NASA's Mars 2020 rover is still awaiting to gets it very own name but looks like the wait is about to get over. The space agency had organised a "Name the Rover" essay contest in the US which has already entered the semi-final stage. The winner gets the honour of naming the rover as well as an invitation to see the spacecraft launch in July 2020 from Cape Canaveral Air Force Station in Florida.
The essay writing competition from NASA saw participation from over 28,000 students across the US and the space agency has now narrowed it down to 155 students for the semifinals. NASA had recruited around 4,700 volunteer judges from all over the country from a poll of educators, professional, and space enthusiasts to judge the contest.
NASA says that the next phases of judging will reduce the competition to nine finalists, after which the public will have an opportunity to vote for their favourite name online later this month. The results of the poll will be a consideration in the final naming selection.
In a clean room at NASA's Jet Propulsion Laboratory in Pasadena, California, engineers observed the first driving test for NASA's Mars 2020 rover on Dec. 17, 2019. (Credit: NASA/JPL-Caltech)
"The nine finalists will talk with a panel of experts, including Glaze, NASA astronaut Jessica Watkins, NASA JPL rover driver Nick Wiltsie and Clara Ma, who proposed the name for the Mars Science Laboratory rover, Curiosity, as a sixth-grade student in 2009," NASA said in a statement.
The final name for the rover and the winner for the competition will be announced in early March 2020.
Currently, the unnamed rover weighs more than 1,000 kilograms and NASA calls it a robotic scientist. It will search for signs of past microbial life, characterize the planet's climate and geology, collect samples for a future return to Earth and pave the way for human exploration of the Red Planet.
"This rover is the first leg of a round-trip mission to Mars that will advance understanding in key science fields like astrobiology," said Lori Glaze, director of NASA's Planetary Science Division. "This contest is a cool way to engage the next generation and encourage careers in all STEM fields. The chosen name will help define this rover's unique personality among our fleet of Martian spacecraft."

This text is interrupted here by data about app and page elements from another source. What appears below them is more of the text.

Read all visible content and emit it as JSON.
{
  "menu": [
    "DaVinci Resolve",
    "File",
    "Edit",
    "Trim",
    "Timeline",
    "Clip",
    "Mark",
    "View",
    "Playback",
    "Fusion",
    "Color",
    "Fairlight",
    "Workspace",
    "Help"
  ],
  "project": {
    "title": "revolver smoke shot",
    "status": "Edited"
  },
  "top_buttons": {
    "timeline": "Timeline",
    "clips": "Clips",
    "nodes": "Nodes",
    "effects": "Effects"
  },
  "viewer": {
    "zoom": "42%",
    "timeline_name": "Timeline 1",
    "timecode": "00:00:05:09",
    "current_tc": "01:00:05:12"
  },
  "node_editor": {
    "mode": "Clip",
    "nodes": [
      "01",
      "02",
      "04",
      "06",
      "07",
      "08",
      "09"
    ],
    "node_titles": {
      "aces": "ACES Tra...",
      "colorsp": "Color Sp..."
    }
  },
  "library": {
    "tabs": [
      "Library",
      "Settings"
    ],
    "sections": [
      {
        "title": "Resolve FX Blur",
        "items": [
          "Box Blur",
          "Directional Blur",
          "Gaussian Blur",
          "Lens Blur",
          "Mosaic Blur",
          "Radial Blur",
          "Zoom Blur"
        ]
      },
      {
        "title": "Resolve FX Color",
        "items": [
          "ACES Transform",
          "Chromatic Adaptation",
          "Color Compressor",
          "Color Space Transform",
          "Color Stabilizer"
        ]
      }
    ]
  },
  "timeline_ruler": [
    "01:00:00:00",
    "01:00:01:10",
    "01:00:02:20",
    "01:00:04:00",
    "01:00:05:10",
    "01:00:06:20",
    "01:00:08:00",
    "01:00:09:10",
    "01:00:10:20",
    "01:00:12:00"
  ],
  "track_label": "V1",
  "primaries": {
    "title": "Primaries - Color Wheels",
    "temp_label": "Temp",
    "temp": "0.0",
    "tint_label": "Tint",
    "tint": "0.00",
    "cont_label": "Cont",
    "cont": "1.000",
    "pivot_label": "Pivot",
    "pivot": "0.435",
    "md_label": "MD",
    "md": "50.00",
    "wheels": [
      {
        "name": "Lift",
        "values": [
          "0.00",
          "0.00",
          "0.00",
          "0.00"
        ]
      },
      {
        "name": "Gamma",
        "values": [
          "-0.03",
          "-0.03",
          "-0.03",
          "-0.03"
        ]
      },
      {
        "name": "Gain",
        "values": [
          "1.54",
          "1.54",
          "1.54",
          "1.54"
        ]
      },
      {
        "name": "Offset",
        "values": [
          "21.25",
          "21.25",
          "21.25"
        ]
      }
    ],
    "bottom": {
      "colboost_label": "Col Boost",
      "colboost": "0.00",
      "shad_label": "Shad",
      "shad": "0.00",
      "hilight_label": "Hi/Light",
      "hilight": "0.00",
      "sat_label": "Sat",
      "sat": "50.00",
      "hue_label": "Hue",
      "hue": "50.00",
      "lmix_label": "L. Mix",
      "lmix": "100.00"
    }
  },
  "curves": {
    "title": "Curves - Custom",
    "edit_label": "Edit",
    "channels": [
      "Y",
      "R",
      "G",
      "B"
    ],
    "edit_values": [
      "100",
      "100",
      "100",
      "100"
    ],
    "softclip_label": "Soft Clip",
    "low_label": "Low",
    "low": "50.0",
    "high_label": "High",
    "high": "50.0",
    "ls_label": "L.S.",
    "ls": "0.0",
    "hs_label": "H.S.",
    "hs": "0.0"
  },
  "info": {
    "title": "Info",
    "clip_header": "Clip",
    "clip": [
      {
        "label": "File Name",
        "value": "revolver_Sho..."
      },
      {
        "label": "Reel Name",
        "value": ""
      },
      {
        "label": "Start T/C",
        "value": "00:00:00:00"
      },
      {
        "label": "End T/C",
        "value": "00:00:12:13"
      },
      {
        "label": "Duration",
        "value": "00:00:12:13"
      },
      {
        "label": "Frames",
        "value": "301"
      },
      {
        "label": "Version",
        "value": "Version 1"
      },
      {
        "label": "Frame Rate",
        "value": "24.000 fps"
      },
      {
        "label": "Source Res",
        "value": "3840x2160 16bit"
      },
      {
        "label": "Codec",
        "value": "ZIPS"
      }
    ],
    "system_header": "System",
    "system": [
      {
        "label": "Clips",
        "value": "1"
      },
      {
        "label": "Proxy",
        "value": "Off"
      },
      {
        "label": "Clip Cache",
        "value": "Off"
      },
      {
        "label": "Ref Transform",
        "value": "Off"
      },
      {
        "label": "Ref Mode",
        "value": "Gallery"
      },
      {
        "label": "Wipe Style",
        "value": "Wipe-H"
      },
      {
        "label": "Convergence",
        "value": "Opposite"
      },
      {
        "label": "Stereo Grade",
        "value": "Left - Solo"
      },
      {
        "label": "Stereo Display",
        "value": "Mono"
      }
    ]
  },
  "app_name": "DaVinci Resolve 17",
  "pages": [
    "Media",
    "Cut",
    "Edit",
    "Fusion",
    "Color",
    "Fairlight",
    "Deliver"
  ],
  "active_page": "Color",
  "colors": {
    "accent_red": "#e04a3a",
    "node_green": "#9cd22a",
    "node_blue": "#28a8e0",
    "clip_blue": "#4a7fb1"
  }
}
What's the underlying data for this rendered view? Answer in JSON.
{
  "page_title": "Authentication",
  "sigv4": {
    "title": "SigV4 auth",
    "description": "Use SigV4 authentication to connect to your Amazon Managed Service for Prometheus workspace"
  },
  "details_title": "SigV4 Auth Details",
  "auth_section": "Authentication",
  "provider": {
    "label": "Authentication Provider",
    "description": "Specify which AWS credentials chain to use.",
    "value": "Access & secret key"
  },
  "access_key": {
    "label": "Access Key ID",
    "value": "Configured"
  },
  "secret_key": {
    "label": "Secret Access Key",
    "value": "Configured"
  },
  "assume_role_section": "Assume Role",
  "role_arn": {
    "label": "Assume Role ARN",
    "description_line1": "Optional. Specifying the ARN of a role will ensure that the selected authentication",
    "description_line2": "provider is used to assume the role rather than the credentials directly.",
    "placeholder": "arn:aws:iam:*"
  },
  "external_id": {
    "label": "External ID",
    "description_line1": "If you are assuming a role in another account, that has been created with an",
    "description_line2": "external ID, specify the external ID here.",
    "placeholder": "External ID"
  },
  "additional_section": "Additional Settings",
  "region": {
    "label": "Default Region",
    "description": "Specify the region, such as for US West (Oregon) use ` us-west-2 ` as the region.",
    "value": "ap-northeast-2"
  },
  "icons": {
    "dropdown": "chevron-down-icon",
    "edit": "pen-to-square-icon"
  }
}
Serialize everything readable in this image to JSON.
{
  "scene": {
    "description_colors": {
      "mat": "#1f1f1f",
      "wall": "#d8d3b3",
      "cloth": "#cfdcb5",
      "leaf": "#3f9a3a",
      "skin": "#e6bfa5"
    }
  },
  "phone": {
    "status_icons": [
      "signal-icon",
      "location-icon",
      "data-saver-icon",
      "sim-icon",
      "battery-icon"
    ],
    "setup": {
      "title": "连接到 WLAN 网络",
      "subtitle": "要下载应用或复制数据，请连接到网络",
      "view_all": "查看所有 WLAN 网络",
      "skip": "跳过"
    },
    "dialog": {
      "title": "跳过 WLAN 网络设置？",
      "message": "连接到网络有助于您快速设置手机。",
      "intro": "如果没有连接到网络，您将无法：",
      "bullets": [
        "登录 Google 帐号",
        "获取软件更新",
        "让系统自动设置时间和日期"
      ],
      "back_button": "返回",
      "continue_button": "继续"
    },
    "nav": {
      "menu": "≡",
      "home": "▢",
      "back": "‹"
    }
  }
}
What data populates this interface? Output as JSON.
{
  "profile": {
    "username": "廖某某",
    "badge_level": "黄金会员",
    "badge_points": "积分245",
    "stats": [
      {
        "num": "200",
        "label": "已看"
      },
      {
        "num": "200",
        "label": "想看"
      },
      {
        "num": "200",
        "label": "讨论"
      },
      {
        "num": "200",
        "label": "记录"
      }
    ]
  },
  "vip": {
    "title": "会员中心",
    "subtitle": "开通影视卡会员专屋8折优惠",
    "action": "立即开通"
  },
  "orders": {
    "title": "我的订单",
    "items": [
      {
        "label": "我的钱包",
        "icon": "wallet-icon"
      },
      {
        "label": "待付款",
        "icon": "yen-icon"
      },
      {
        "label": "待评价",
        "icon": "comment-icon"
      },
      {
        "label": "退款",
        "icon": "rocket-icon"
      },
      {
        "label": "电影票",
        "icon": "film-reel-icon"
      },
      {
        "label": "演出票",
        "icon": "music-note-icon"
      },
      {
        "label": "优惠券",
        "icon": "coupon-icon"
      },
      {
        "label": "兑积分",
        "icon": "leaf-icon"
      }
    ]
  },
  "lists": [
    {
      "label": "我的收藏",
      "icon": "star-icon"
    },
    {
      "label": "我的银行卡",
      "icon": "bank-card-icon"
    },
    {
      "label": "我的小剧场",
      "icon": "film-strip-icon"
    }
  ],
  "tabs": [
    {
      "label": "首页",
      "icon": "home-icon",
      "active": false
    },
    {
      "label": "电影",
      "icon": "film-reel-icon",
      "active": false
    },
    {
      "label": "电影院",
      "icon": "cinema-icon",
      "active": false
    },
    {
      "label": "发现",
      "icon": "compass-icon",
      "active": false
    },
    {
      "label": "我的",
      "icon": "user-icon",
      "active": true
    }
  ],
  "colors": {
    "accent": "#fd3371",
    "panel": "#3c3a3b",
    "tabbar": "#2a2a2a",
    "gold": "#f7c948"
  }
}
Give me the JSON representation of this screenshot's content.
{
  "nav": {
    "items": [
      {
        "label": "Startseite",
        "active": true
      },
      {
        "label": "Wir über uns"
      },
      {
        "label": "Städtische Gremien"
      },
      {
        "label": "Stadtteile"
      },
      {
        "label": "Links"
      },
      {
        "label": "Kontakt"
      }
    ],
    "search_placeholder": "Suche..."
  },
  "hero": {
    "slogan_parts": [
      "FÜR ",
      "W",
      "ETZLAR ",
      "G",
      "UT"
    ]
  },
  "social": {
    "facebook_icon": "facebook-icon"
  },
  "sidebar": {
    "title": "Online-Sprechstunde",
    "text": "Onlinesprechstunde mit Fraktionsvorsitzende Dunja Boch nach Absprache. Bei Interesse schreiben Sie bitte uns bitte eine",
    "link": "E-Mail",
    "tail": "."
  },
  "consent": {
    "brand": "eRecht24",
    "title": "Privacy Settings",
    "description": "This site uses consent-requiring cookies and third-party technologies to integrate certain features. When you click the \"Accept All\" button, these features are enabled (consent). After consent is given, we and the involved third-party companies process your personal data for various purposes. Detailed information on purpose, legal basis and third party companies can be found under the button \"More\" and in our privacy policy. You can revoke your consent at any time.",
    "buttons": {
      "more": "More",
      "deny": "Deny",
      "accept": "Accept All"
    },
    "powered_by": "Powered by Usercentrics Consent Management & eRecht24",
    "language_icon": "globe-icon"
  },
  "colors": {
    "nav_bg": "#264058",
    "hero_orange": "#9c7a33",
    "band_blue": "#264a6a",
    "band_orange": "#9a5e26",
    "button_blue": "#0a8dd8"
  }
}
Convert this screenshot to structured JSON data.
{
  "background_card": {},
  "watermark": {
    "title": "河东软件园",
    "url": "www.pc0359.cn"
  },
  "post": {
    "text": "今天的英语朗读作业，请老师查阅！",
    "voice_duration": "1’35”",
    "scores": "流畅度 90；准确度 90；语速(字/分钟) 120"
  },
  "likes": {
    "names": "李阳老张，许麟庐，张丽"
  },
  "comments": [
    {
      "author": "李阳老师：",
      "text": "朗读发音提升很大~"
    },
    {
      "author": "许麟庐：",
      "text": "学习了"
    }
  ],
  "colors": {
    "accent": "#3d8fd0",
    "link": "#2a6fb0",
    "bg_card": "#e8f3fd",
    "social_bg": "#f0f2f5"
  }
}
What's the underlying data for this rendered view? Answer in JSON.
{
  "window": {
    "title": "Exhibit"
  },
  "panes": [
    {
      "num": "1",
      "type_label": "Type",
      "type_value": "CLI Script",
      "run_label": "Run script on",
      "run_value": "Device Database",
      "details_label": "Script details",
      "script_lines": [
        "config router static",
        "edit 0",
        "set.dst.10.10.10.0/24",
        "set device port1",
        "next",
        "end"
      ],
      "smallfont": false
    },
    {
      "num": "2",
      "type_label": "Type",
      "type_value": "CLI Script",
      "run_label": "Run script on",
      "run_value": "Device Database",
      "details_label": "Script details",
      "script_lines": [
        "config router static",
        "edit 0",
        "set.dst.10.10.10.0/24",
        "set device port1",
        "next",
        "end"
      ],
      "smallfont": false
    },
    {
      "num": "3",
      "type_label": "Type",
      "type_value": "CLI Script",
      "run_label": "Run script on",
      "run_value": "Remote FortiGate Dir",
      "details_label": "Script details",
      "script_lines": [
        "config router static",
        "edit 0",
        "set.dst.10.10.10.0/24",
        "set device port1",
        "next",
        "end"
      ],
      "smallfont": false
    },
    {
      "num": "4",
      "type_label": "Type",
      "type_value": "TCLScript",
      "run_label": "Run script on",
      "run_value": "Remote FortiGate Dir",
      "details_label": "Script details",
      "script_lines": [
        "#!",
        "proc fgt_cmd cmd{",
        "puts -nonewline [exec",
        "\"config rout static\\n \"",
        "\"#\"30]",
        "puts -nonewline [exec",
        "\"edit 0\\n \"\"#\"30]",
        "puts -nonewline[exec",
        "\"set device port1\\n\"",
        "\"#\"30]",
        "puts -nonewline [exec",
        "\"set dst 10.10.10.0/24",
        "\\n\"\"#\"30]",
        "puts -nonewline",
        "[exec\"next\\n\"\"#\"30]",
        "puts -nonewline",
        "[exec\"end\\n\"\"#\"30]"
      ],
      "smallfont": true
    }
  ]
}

NASA's Mars 2020 rover is part of a larger program that includes missions to the Moon as a way to prepare for human exploration of the Red Planet. NASA aims to send astronauts to the Moon by 2024 and establish a sustained human presence on and around the Moon by 2028 through its Artemis lunar exploration plans.